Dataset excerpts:

# # # # #

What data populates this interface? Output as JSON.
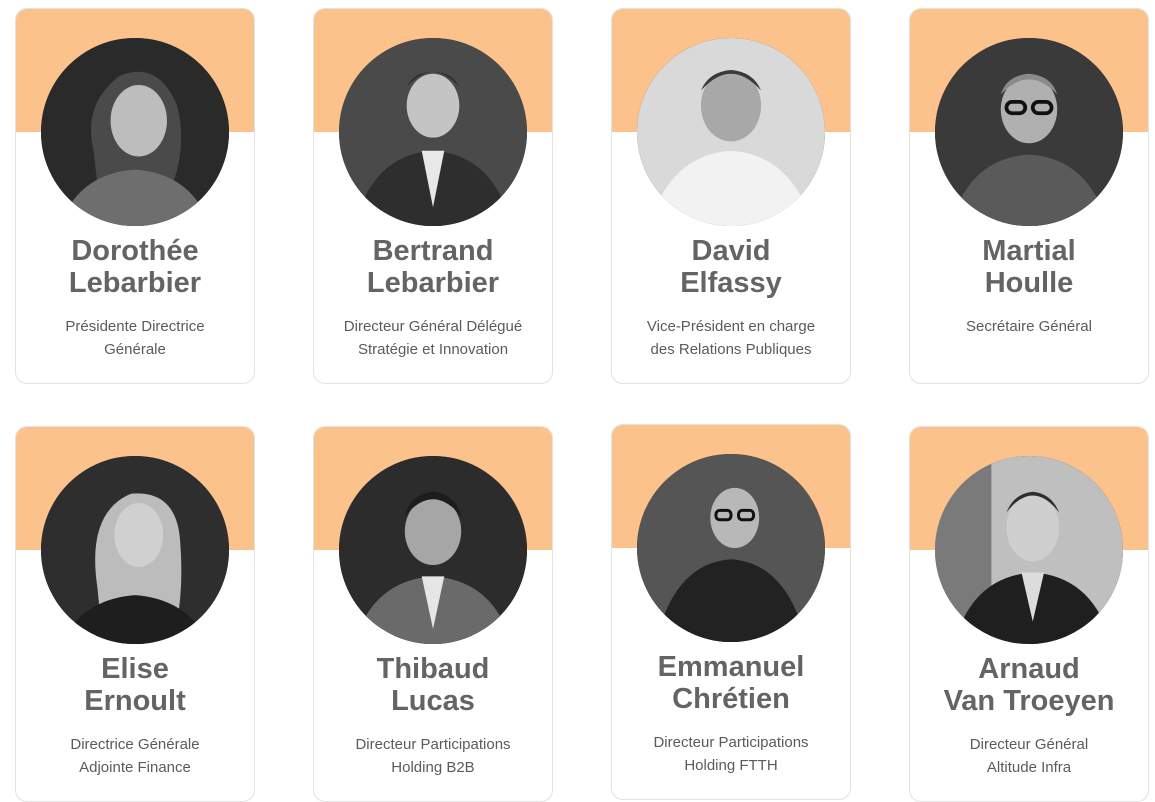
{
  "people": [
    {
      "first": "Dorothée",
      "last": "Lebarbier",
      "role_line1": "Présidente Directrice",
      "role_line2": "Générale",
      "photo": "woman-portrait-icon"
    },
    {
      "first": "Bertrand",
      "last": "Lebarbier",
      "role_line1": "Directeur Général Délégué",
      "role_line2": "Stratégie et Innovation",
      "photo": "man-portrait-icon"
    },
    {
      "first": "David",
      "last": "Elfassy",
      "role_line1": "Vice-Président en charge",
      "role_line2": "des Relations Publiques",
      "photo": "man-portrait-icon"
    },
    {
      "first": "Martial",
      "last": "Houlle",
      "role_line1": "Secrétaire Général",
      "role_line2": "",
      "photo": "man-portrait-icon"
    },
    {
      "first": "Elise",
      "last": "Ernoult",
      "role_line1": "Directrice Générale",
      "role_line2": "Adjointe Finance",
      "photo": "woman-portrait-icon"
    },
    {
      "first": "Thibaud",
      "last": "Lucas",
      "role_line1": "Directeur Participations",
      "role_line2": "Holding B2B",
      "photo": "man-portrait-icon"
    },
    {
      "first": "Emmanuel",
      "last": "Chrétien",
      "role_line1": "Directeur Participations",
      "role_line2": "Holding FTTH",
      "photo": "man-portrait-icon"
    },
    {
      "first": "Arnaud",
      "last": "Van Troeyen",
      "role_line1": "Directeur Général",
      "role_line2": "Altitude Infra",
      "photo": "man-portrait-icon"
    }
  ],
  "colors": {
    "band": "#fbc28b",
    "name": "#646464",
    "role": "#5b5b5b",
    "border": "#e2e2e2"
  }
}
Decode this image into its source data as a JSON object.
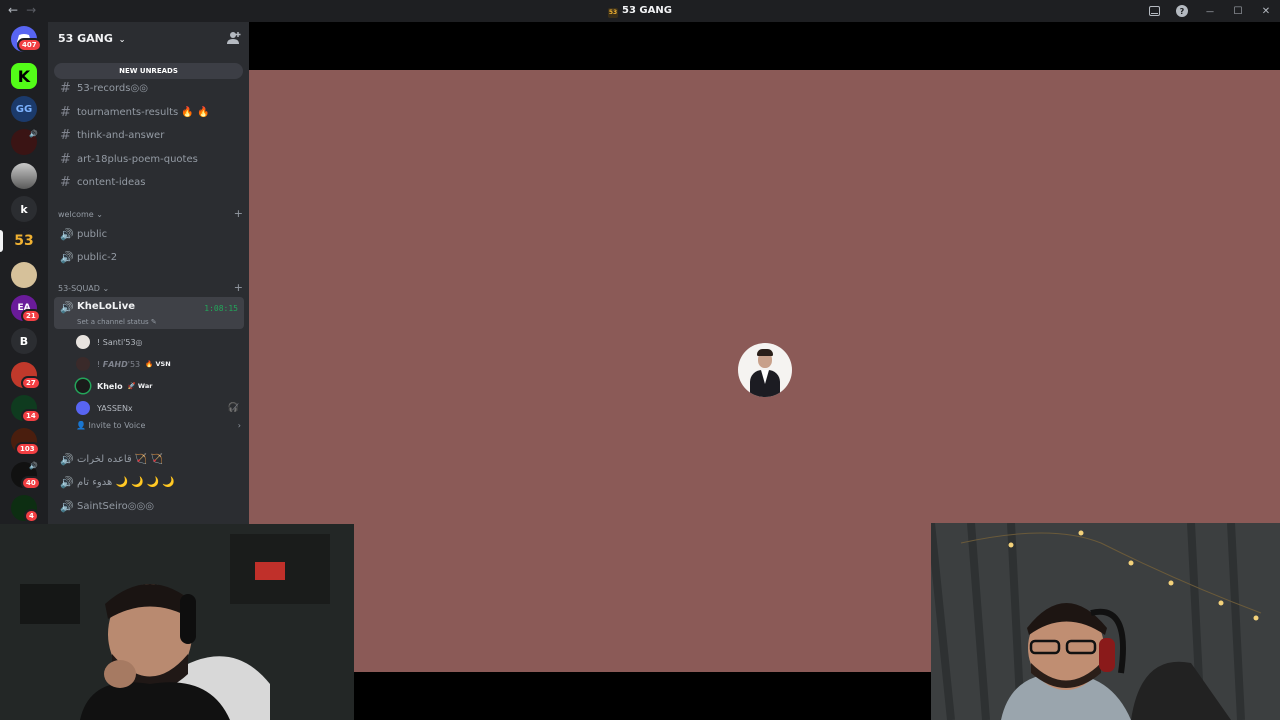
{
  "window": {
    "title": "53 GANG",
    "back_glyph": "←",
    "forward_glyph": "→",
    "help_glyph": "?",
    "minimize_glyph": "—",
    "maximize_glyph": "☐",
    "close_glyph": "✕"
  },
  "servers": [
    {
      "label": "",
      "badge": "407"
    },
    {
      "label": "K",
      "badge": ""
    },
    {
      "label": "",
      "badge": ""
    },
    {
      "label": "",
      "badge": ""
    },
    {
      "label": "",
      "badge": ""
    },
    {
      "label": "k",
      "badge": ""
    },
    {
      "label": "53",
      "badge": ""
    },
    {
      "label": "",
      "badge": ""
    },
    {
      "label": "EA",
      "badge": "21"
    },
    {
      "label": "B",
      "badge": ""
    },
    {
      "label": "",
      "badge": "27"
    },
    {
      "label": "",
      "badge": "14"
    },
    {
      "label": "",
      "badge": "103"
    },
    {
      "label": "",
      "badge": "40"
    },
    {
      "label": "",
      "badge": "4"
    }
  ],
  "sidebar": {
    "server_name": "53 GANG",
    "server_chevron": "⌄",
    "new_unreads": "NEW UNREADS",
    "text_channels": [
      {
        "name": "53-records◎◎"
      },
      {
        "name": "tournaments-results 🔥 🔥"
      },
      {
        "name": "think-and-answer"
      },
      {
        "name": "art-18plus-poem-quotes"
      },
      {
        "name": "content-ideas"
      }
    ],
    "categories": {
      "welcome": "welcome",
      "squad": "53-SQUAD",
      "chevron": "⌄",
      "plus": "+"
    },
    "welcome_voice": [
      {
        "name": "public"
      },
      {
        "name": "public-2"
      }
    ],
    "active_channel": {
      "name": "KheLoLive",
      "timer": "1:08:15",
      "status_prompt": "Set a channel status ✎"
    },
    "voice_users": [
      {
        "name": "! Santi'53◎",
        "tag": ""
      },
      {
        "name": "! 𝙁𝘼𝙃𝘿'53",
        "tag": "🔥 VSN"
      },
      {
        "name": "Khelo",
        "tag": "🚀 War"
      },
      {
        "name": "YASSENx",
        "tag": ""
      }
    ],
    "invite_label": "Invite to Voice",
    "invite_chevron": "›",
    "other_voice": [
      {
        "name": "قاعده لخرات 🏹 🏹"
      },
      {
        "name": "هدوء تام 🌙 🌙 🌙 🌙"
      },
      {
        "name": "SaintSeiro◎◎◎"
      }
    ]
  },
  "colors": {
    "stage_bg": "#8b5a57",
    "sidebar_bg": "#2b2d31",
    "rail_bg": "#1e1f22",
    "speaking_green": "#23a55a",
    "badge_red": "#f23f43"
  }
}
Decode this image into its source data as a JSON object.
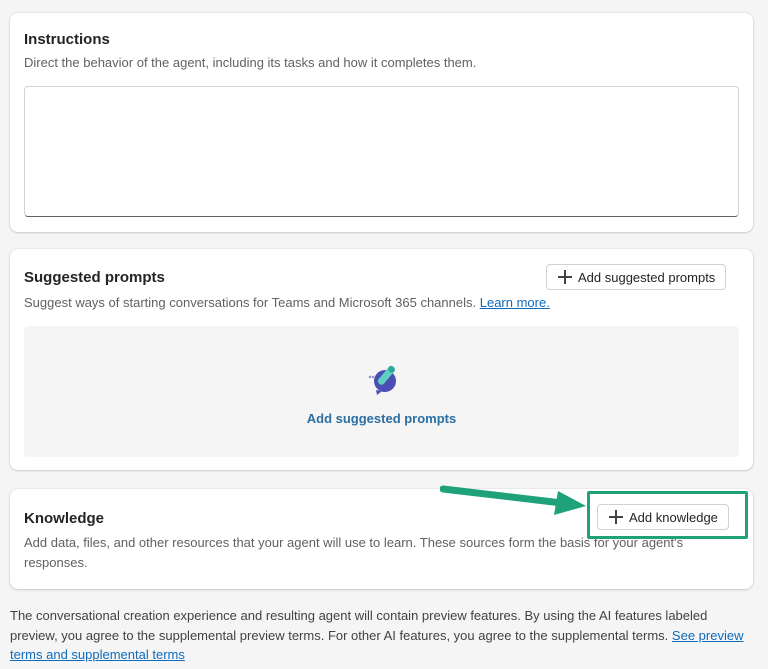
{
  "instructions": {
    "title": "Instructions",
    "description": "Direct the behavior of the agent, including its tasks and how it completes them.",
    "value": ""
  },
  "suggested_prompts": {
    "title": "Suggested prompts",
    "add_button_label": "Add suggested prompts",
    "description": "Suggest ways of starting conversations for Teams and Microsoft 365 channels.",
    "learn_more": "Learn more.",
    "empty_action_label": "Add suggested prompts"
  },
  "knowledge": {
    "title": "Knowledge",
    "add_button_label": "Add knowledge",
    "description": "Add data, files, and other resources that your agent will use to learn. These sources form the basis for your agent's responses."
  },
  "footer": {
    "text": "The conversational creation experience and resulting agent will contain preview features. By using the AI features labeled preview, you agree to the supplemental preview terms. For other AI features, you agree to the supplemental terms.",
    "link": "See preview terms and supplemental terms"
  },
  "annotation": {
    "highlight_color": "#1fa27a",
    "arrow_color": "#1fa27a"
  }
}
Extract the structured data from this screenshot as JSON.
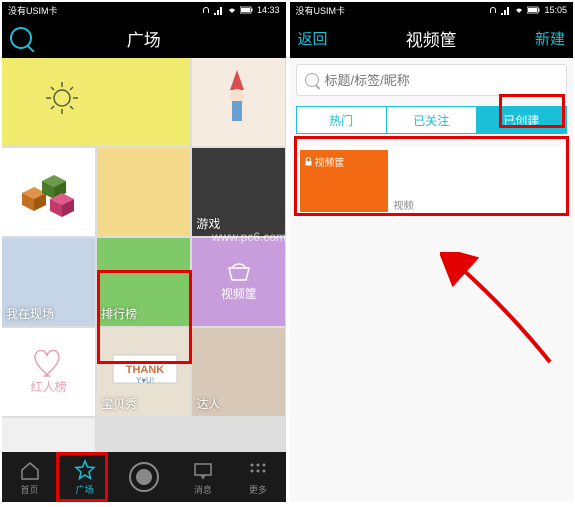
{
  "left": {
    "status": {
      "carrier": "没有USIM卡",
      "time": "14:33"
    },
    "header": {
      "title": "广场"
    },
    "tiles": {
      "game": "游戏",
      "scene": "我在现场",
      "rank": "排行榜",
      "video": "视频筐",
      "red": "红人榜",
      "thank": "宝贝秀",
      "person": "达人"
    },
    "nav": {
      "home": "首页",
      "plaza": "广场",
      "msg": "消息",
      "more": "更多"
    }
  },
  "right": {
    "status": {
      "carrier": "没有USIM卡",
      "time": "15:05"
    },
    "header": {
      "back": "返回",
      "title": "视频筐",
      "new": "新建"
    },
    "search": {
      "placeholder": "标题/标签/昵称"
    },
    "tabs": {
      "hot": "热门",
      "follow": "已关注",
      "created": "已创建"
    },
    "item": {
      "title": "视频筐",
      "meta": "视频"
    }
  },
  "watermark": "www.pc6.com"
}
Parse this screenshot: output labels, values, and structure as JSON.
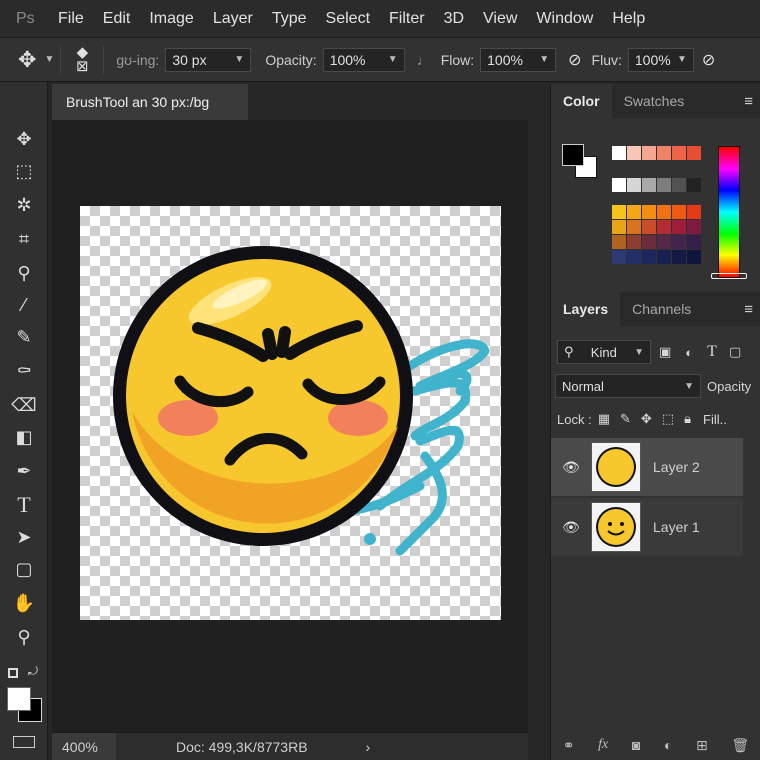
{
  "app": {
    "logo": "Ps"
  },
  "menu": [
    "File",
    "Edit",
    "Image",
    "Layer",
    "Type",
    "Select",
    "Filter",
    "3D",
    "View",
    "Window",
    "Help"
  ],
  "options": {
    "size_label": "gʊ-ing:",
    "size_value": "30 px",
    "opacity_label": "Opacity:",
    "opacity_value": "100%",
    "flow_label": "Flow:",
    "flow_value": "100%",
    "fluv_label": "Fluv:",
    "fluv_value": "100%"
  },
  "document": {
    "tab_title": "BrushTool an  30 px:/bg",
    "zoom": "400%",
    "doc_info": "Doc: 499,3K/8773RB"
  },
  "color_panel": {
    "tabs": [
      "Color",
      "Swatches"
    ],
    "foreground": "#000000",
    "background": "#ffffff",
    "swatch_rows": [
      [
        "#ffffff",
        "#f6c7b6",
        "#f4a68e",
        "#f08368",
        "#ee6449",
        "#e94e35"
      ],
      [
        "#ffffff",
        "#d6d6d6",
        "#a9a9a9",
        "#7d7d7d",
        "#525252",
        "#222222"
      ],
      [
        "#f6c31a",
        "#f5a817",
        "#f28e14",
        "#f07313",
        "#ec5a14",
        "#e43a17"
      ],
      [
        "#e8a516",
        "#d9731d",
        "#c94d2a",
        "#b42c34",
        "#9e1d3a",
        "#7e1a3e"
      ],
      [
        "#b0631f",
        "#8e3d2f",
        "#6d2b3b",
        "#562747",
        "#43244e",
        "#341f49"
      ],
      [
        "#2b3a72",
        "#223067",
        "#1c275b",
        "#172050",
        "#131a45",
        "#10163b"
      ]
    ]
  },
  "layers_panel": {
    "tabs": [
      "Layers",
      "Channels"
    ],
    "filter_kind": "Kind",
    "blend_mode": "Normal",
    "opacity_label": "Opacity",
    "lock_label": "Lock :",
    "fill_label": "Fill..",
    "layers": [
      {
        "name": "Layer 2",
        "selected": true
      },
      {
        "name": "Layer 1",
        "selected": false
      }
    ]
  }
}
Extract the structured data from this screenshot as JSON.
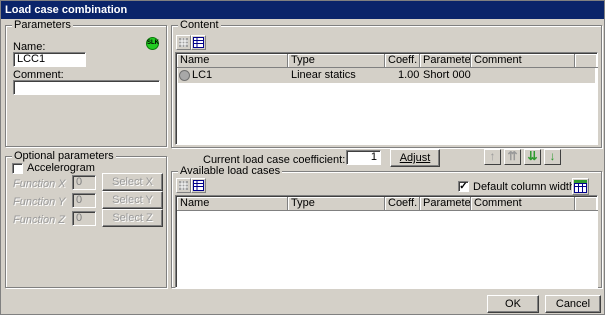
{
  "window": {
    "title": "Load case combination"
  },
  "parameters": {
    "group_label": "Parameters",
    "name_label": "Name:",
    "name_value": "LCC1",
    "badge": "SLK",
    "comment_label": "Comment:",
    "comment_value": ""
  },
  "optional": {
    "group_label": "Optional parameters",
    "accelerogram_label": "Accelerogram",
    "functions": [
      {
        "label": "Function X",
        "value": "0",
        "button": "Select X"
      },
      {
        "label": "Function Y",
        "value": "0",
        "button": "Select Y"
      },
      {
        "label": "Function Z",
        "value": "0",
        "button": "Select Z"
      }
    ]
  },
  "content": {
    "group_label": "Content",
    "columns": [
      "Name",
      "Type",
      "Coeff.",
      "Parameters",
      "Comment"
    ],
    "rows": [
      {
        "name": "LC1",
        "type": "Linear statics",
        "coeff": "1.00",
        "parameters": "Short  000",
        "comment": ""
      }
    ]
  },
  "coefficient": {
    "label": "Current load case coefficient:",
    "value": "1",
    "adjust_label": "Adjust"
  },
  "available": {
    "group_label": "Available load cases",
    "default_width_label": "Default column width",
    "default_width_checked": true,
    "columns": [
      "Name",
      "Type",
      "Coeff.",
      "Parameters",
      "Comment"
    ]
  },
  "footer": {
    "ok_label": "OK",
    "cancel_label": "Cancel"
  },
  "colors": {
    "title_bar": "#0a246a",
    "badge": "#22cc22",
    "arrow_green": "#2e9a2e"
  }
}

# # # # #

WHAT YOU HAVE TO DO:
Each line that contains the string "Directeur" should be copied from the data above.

YOUR RESPONSE:
      "role_line1": "Directeur Général Délégué",
      "role_line1": "Directeur Participations",
      "role_line1": "Directeur Participations",
      "role_line1": "Directeur Général",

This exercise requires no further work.